> [WORK TO COMPLETE]: Write out all the records exactly, and keep any images out.

> [EXERCISE INPUTS]:

____________________

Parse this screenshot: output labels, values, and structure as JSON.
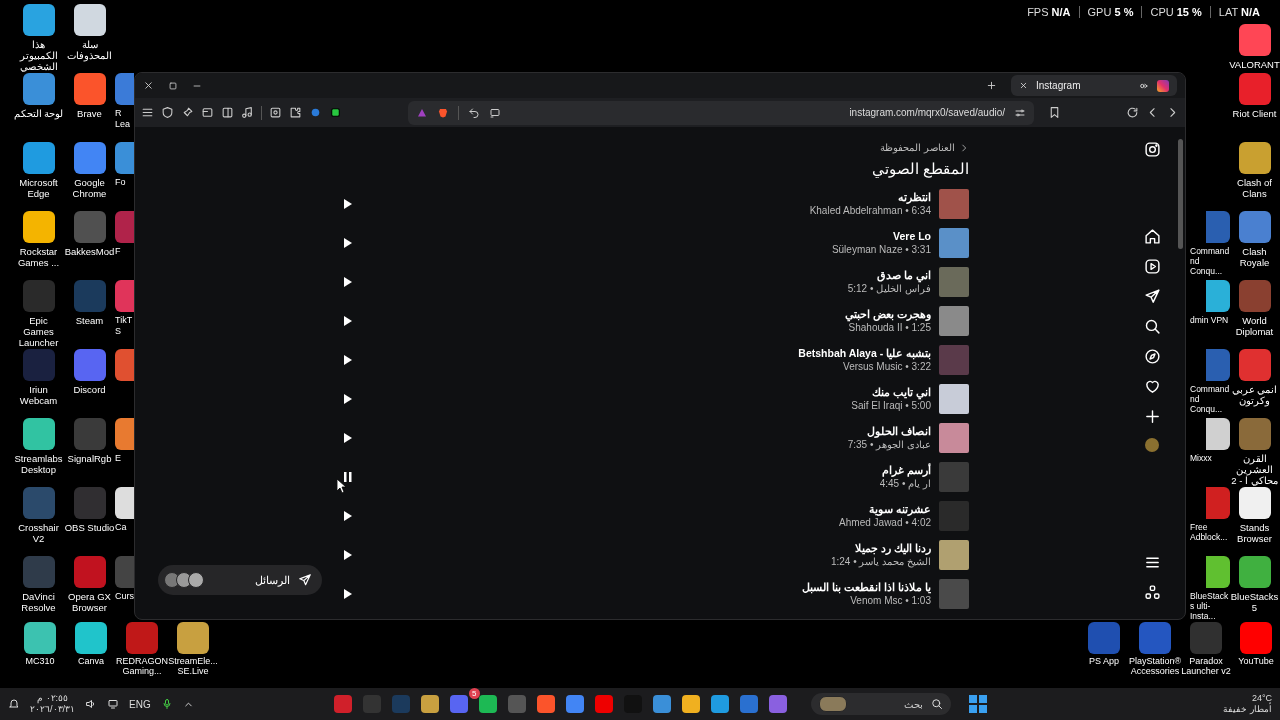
{
  "overlay": {
    "stats": [
      {
        "label": "FPS",
        "value": "N/A"
      },
      {
        "label": "GPU",
        "value": "5 %"
      },
      {
        "label": "CPU",
        "value": "15 %"
      },
      {
        "label": "LAT",
        "value": "N/A"
      }
    ]
  },
  "desktop": {
    "left_columns": [
      [
        {
          "label": "هذا الكمبيوتر الشخصي",
          "color": "#29a3e0"
        },
        {
          "label": "لوحة التحكم",
          "color": "#3a8fd8"
        },
        {
          "label": "Microsoft Edge",
          "color": "#1f9be0"
        },
        {
          "label": "Rockstar Games ...",
          "color": "#f4b400"
        },
        {
          "label": "Epic Games Launcher",
          "color": "#2a2a2a"
        },
        {
          "label": "Iriun Webcam",
          "color": "#1a2140"
        },
        {
          "label": "Streamlabs Desktop",
          "color": "#31c3a2"
        },
        {
          "label": "Crosshair V2",
          "color": "#2b4a6b"
        },
        {
          "label": "DaVinci Resolve",
          "color": "#2f3b4a"
        },
        {
          "label": "MC310",
          "color": "#3cc2b0"
        }
      ],
      [
        {
          "label": "سلة المحذوفات",
          "color": "#d0d8e0"
        },
        {
          "label": "Brave",
          "color": "#fb542b"
        },
        {
          "label": "Google Chrome",
          "color": "#4285f4"
        },
        {
          "label": "BakkesMod",
          "color": "#505050"
        },
        {
          "label": "Steam",
          "color": "#1b3a5c"
        },
        {
          "label": "Discord",
          "color": "#5865f2"
        },
        {
          "label": "SignalRgb",
          "color": "#3a3a3a"
        },
        {
          "label": "OBS Studio",
          "color": "#302e31"
        },
        {
          "label": "Opera GX Browser",
          "color": "#c1121f"
        },
        {
          "label": "Canva",
          "color": "#20c4cb"
        }
      ],
      [
        null,
        {
          "label": "R Lea",
          "color": "#3b7bd8"
        },
        {
          "label": "Fo",
          "color": "#3a8fd8"
        },
        {
          "label": "F",
          "color": "#b0234a"
        },
        {
          "label": "TikT S",
          "color": "#e0345a"
        },
        {
          "color": "#e05030"
        },
        {
          "label": "E",
          "color": "#e87a30"
        },
        {
          "label": "Ca",
          "color": "#dddddd"
        },
        {
          "label": "Curs",
          "color": "#444444"
        },
        {
          "label": "REDRAGON Gaming...",
          "color": "#c01818"
        }
      ],
      [
        null,
        null,
        null,
        null,
        null,
        null,
        null,
        null,
        null,
        {
          "label": "StreamEle... SE.Live",
          "color": "#c8a040"
        }
      ]
    ],
    "right_columns": [
      [
        null,
        null,
        null,
        null,
        null,
        null,
        null,
        null,
        null,
        {
          "label": "PS App",
          "color": "#1f4fb0"
        }
      ],
      [
        null,
        null,
        null,
        null,
        null,
        null,
        null,
        null,
        null,
        {
          "label": "PlayStation® Accessories",
          "color": "#2456c0"
        }
      ],
      [
        null,
        null,
        null,
        {
          "label": "Command nd Conqu...",
          "color": "#2a5fb0"
        },
        {
          "label": "dmin VPN",
          "color": "#2ab0d8"
        },
        {
          "label": "Command nd Conqu...",
          "color": "#2a5fb0"
        },
        {
          "label": "Mixxx",
          "color": "#d0d0d0"
        },
        {
          "label": "Free Adblock...",
          "color": "#d02020"
        },
        {
          "label": "BlueStacks ulti-Insta...",
          "color": "#60c030"
        },
        {
          "label": "Paradox Launcher v2",
          "color": "#303030"
        }
      ],
      [
        {
          "label": "VALORANT",
          "color": "#ff4655"
        },
        {
          "label": "Riot Client",
          "color": "#e8202a"
        },
        {
          "label": "Clash of Clans",
          "color": "#c9a030"
        },
        {
          "label": "Clash Royale",
          "color": "#4a80d0"
        },
        {
          "label": "World Diplomat",
          "color": "#8a4030"
        },
        {
          "label": "انمي عربي وكرتون",
          "color": "#e03030"
        },
        {
          "label": "القرن العشرين محاكي ا - 2",
          "color": "#8a6a3a"
        },
        {
          "label": "Stands Browser",
          "color": "#f0f0f0"
        },
        {
          "label": "BlueStacks 5",
          "color": "#40b040"
        },
        {
          "label": "YouTube",
          "color": "#ff0000"
        }
      ]
    ]
  },
  "browser": {
    "tab": {
      "title": "Instagram"
    },
    "url": "instagram.com/mqrx0/saved/audio/",
    "page": {
      "breadcrumb": "العناصر المحفوظة",
      "title": "المقطع الصوتي",
      "tracks": [
        {
          "title": "انتظرته",
          "subtitle": "Khaled Abdelrahman • 6:34",
          "playing": false,
          "color": "#a0524a"
        },
        {
          "title": "Vere Lo",
          "subtitle": "Süleyman Naze • 3:31",
          "playing": false,
          "color": "#5a90c8"
        },
        {
          "title": "اني ما صدق",
          "subtitle": "فراس الخليل • 5:12",
          "playing": false,
          "color": "#6a6a5a"
        },
        {
          "title": "وهجرت بعض احبتي",
          "subtitle": "Shahouda II • 1:25",
          "playing": false,
          "color": "#8a8a8a"
        },
        {
          "title": "Betshbah Alaya - بتشبه عليا",
          "subtitle": "Versus Music • 3:22",
          "playing": false,
          "color": "#5a3a4a"
        },
        {
          "title": "اني تايب منك",
          "subtitle": "Saif El Iraqi • 5:00",
          "playing": false,
          "color": "#c8ccd8"
        },
        {
          "title": "انصاف الحلول",
          "subtitle": "عبادى الجوهر • 7:35",
          "playing": false,
          "color": "#c88a9a"
        },
        {
          "title": "أرسم غرام",
          "subtitle": "ار يام • 4:45",
          "playing": true,
          "color": "#3a3a3a"
        },
        {
          "title": "عشرتنه سوية",
          "subtitle": "Ahmed Jawad • 4:02",
          "playing": false,
          "color": "#2a2a2a"
        },
        {
          "title": "ردنا اليك رد جميلا",
          "subtitle": "الشيخ محمد ياسر • 1:24",
          "playing": false,
          "color": "#b0a070"
        },
        {
          "title": "يا ملاذنا اذا انقطعت بنا السبل",
          "subtitle": "Venom Msc • 1:03",
          "playing": false,
          "color": "#4a4a4a"
        }
      ],
      "messages": {
        "label": "الرسائل"
      }
    }
  },
  "taskbar": {
    "time": "٠٢:٥٥ م",
    "date": "٢٠٢٦/٠٣/٣١",
    "language": "ENG",
    "search": {
      "placeholder": "بحث"
    },
    "discord_badge": "5",
    "weather": {
      "temperature": "24°C",
      "condition": "أمطار خفيفة"
    }
  }
}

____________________

> [ANSWER TO THIS TASK]:
Parse this screenshot: output labels, values, and structure as JSON.
{
  "overlay": {
    "stats": [
      {
        "label": "FPS",
        "value": "N/A"
      },
      {
        "label": "GPU",
        "value": "5 %"
      },
      {
        "label": "CPU",
        "value": "15 %"
      },
      {
        "label": "LAT",
        "value": "N/A"
      }
    ]
  },
  "desktop": {
    "left_columns": [
      [
        {
          "label": "هذا الكمبيوتر الشخصي",
          "color": "#29a3e0"
        },
        {
          "label": "لوحة التحكم",
          "color": "#3a8fd8"
        },
        {
          "label": "Microsoft Edge",
          "color": "#1f9be0"
        },
        {
          "label": "Rockstar Games ...",
          "color": "#f4b400"
        },
        {
          "label": "Epic Games Launcher",
          "color": "#2a2a2a"
        },
        {
          "label": "Iriun Webcam",
          "color": "#1a2140"
        },
        {
          "label": "Streamlabs Desktop",
          "color": "#31c3a2"
        },
        {
          "label": "Crosshair V2",
          "color": "#2b4a6b"
        },
        {
          "label": "DaVinci Resolve",
          "color": "#2f3b4a"
        },
        {
          "label": "MC310",
          "color": "#3cc2b0"
        }
      ],
      [
        {
          "label": "سلة المحذوفات",
          "color": "#d0d8e0"
        },
        {
          "label": "Brave",
          "color": "#fb542b"
        },
        {
          "label": "Google Chrome",
          "color": "#4285f4"
        },
        {
          "label": "BakkesMod",
          "color": "#505050"
        },
        {
          "label": "Steam",
          "color": "#1b3a5c"
        },
        {
          "label": "Discord",
          "color": "#5865f2"
        },
        {
          "label": "SignalRgb",
          "color": "#3a3a3a"
        },
        {
          "label": "OBS Studio",
          "color": "#302e31"
        },
        {
          "label": "Opera GX Browser",
          "color": "#c1121f"
        },
        {
          "label": "Canva",
          "color": "#20c4cb"
        }
      ],
      [
        null,
        {
          "label": "R Lea",
          "color": "#3b7bd8"
        },
        {
          "label": "Fo",
          "color": "#3a8fd8"
        },
        {
          "label": "F",
          "color": "#b0234a"
        },
        {
          "label": "TikT S",
          "color": "#e0345a"
        },
        {
          "color": "#e05030"
        },
        {
          "label": "E",
          "color": "#e87a30"
        },
        {
          "label": "Ca",
          "color": "#dddddd"
        },
        {
          "label": "Curs",
          "color": "#444444"
        },
        {
          "label": "REDRAGON Gaming...",
          "color": "#c01818"
        }
      ],
      [
        null,
        null,
        null,
        null,
        null,
        null,
        null,
        null,
        null,
        {
          "label": "StreamEle... SE.Live",
          "color": "#c8a040"
        }
      ]
    ],
    "right_columns": [
      [
        null,
        null,
        null,
        null,
        null,
        null,
        null,
        null,
        null,
        {
          "label": "PS App",
          "color": "#1f4fb0"
        }
      ],
      [
        null,
        null,
        null,
        null,
        null,
        null,
        null,
        null,
        null,
        {
          "label": "PlayStation® Accessories",
          "color": "#2456c0"
        }
      ],
      [
        null,
        null,
        null,
        {
          "label": "Command nd Conqu...",
          "color": "#2a5fb0"
        },
        {
          "label": "dmin VPN",
          "color": "#2ab0d8"
        },
        {
          "label": "Command nd Conqu...",
          "color": "#2a5fb0"
        },
        {
          "label": "Mixxx",
          "color": "#d0d0d0"
        },
        {
          "label": "Free Adblock...",
          "color": "#d02020"
        },
        {
          "label": "BlueStacks ulti-Insta...",
          "color": "#60c030"
        },
        {
          "label": "Paradox Launcher v2",
          "color": "#303030"
        }
      ],
      [
        {
          "label": "VALORANT",
          "color": "#ff4655"
        },
        {
          "label": "Riot Client",
          "color": "#e8202a"
        },
        {
          "label": "Clash of Clans",
          "color": "#c9a030"
        },
        {
          "label": "Clash Royale",
          "color": "#4a80d0"
        },
        {
          "label": "World Diplomat",
          "color": "#8a4030"
        },
        {
          "label": "انمي عربي وكرتون",
          "color": "#e03030"
        },
        {
          "label": "القرن العشرين محاكي ا - 2",
          "color": "#8a6a3a"
        },
        {
          "label": "Stands Browser",
          "color": "#f0f0f0"
        },
        {
          "label": "BlueStacks 5",
          "color": "#40b040"
        },
        {
          "label": "YouTube",
          "color": "#ff0000"
        }
      ]
    ]
  },
  "browser": {
    "tab": {
      "title": "Instagram"
    },
    "url": "instagram.com/mqrx0/saved/audio/",
    "page": {
      "breadcrumb": "العناصر المحفوظة",
      "title": "المقطع الصوتي",
      "tracks": [
        {
          "title": "انتظرته",
          "subtitle": "Khaled Abdelrahman • 6:34",
          "playing": false,
          "color": "#a0524a"
        },
        {
          "title": "Vere Lo",
          "subtitle": "Süleyman Naze • 3:31",
          "playing": false,
          "color": "#5a90c8"
        },
        {
          "title": "اني ما صدق",
          "subtitle": "فراس الخليل • 5:12",
          "playing": false,
          "color": "#6a6a5a"
        },
        {
          "title": "وهجرت بعض احبتي",
          "subtitle": "Shahouda II • 1:25",
          "playing": false,
          "color": "#8a8a8a"
        },
        {
          "title": "Betshbah Alaya - بتشبه عليا",
          "subtitle": "Versus Music • 3:22",
          "playing": false,
          "color": "#5a3a4a"
        },
        {
          "title": "اني تايب منك",
          "subtitle": "Saif El Iraqi • 5:00",
          "playing": false,
          "color": "#c8ccd8"
        },
        {
          "title": "انصاف الحلول",
          "subtitle": "عبادى الجوهر • 7:35",
          "playing": false,
          "color": "#c88a9a"
        },
        {
          "title": "أرسم غرام",
          "subtitle": "ار يام • 4:45",
          "playing": true,
          "color": "#3a3a3a"
        },
        {
          "title": "عشرتنه سوية",
          "subtitle": "Ahmed Jawad • 4:02",
          "playing": false,
          "color": "#2a2a2a"
        },
        {
          "title": "ردنا اليك رد جميلا",
          "subtitle": "الشيخ محمد ياسر • 1:24",
          "playing": false,
          "color": "#b0a070"
        },
        {
          "title": "يا ملاذنا اذا انقطعت بنا السبل",
          "subtitle": "Venom Msc • 1:03",
          "playing": false,
          "color": "#4a4a4a"
        }
      ],
      "messages": {
        "label": "الرسائل"
      }
    }
  },
  "taskbar": {
    "time": "٠٢:٥٥ م",
    "date": "٢٠٢٦/٠٣/٣١",
    "language": "ENG",
    "search": {
      "placeholder": "بحث"
    },
    "discord_badge": "5",
    "weather": {
      "temperature": "24°C",
      "condition": "أمطار خفيفة"
    }
  }
}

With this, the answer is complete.